What is needed: In the entries that follow, how many lines contain "name"? Answer with the number only.

Supplied data:
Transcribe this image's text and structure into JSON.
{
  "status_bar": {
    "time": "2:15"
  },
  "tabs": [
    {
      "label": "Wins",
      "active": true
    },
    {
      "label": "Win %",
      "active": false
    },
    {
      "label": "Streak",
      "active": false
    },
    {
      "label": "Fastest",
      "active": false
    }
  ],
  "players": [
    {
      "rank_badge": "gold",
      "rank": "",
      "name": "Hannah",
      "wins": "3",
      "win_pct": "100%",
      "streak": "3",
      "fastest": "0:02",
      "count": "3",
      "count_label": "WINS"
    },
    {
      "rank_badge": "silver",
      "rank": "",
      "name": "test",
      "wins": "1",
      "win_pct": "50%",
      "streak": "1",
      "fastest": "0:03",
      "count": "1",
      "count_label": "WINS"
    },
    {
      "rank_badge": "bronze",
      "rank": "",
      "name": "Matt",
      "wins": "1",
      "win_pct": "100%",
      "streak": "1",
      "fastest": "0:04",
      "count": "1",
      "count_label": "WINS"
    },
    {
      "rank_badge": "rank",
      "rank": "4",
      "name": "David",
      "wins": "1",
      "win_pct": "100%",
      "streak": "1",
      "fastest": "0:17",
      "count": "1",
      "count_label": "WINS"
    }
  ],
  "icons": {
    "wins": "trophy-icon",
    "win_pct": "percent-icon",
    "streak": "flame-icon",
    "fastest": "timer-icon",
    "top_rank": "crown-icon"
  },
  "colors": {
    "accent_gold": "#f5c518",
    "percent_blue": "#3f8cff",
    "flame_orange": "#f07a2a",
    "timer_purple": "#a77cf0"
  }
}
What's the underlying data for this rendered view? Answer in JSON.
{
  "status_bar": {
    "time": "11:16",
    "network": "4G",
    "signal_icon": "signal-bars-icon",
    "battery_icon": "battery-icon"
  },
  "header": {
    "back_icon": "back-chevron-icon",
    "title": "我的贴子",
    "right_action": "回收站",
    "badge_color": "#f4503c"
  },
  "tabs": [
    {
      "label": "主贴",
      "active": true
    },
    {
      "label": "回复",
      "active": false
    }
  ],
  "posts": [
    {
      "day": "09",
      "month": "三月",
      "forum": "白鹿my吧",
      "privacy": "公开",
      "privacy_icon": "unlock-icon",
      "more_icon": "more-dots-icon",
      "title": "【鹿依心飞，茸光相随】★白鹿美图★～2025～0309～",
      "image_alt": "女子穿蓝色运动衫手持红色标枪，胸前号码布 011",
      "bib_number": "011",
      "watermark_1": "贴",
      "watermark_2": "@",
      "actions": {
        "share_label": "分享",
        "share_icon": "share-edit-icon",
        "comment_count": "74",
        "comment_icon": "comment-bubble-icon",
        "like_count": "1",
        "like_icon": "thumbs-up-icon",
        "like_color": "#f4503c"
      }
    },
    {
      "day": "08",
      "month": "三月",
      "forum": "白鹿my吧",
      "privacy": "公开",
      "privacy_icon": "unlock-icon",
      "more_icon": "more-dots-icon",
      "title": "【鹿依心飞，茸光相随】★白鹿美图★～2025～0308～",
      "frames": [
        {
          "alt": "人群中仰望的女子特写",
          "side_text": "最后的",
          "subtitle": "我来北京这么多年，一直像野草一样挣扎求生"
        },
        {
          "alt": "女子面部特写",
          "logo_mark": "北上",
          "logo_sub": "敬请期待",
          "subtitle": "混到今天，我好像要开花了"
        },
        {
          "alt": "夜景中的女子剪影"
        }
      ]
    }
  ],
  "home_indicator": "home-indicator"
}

The completed task: 4